Dear law firm leaders: Relax. Gen Y is not about to upset the file cart, much less start the revolution.
First, about that rumor that millennials won't hard as hard: Ridiculous. This is a generation that's been weened to perform unpleasant task since they were babies. And they have always been superb at following directions. They dutifully crammed for the ERBs to get into nursery school, juggled an array of activities (violin, soccer, ballet and the Singapore math program) by the age of nine and sacrificed vacations during their teens to volunteer in El Salvador (how else to impress college admissions officers?).
This is not a chilled group, particularly those who've made the cut to top law schools. "We are already busting our ass," says a 1-L at NYU School of Law. "It's in our nature to work hard." Adds a 2-L at University of Pennsylvania Law School: "I've mainly been exposed to a limited subset of millennials who are particularly high-achieving," voicing shock that anyone would question their work ethic.
There's also angst about millennials' job loyalty. According to Deloitte Global's 2016 study of millennials (it surveyed 7,700 employees in 29 countries), 44 percent plan to leave their jobs in the next two years, while only 16 percent plan to stay through the next 10 years.
Maybe that suggests that millennials are more fickle generally, but job infidelity is hardly a new phenomenon in law.
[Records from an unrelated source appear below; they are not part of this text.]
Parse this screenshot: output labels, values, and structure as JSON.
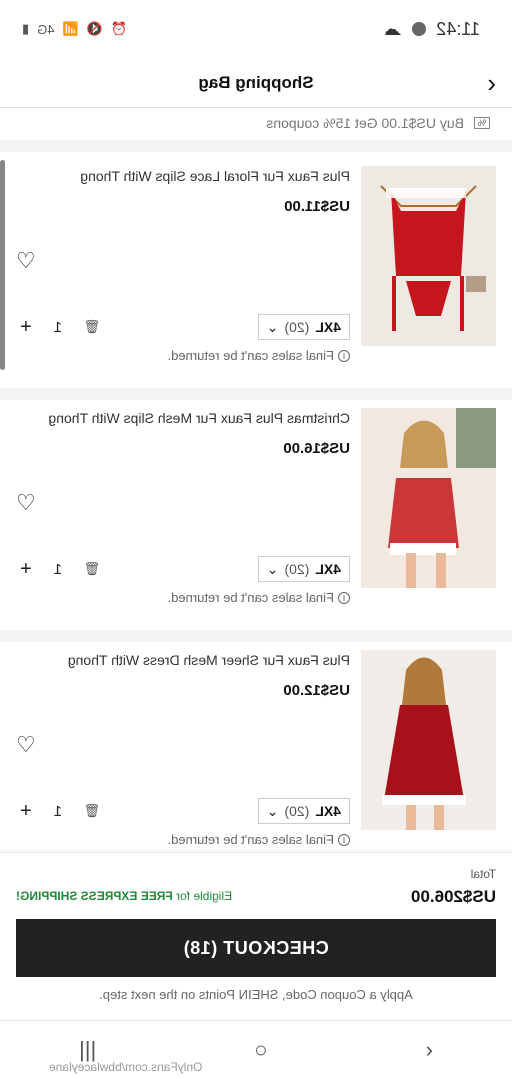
{
  "status": {
    "time": "11:42",
    "icons_text": "4G"
  },
  "header": {
    "title": "Shopping Bag"
  },
  "coupon": {
    "tag": "%",
    "text": "Buy US$1.00 Get 15% coupons"
  },
  "items": [
    {
      "name": "Plus Faux Fur Floral Lace Slips With Thong",
      "price": "US$11.00",
      "size": "4XL",
      "size_count": "(20)",
      "qty": "1",
      "note": "Final sales can't be returned."
    },
    {
      "name": "Christmas Plus Faux Fur Mesh Slips With Thong",
      "price": "US$16.00",
      "size": "4XL",
      "size_count": "(20)",
      "qty": "1",
      "note": "Final sales can't be returned."
    },
    {
      "name": "Plus Faux Fur Sheer Mesh Dress With Thong",
      "price": "US$12.00",
      "size": "4XL",
      "size_count": "(20)",
      "qty": "1",
      "note": "Final sales can't be returned."
    }
  ],
  "footer": {
    "total_label": "Total",
    "total_value": "US$206.00",
    "shipping_prefix": "Eligible for",
    "shipping_bold": "FREE EXPRESS SHIPPING!",
    "checkout_label": "CHECKOUT (18)",
    "hint": "Apply a Coupon Code, SHEIN Points on the next step."
  },
  "watermark": "OnlyFans.com/bbwlaceylane",
  "colors": {
    "shipping_green": "#1f8a3a",
    "checkout_bg": "#222222",
    "product_red": "#c4161c"
  }
}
For as long as anyone can remember, law firms don't encourage associates to linger on, anointing only a tiny fraction of their entering class to partners. And it's no secret that attaining partnership, especially the coveted equity status, is more impossible than ever. So why all this chest-beating about how hard they're trying to retain associates?
Truth is law firm tenure for the vast majority of lawyers has always been brutal, nasty and short. Firms want associates to work hard and stay put as they're useful, with the understanding that at some point their usefulness will expire. So unless you're constantly told that you're the Sure Thing (and firms don't that), most people try to beat the clock and move on.
If millennials seem less enthused about going for the grand prize than their predecessors, they're arguably better informed. "We're more realistic about making partner," says a law student at a top 10 school, adding that most law students "kind of look down at people" who say they want to stay at firms and be partners. "They seem so naïve."
And what about the notion that this is the generation that will make work/life balance a priority and equalize the sexes? Again, realism prevails. "Ideally, I'd like balance in a perfect world and have weekends to myself," says the NYU law student. "But we all have realistic view of law firm hours."
"People don't want to work for sweat shops," admits another student at Penn, adding that female law students, in particular, pay attention to firms with good maternity leave policies and family-friendly reputations. But do male students care about paternity leave? "Uh, that hasn't come up," she says. (Sadly, all this comports to Deloitte's millennial study, which shows that women care more about work/life balance, and that men are more likely to seek senior level and top jobs.)
Those kinds of attitudes are not the stuff of revolutionaries. Millennials that I talked to practically chuckle at the notion that they have been deemed the disrupters that will change Big Law—like dismantle billable hours and make the profession more meaningful and humane.
"Revolutionize practice?" asks the NYU 1-L. "Our goal isn't so lofty. Honestly, we just want to get a summer job."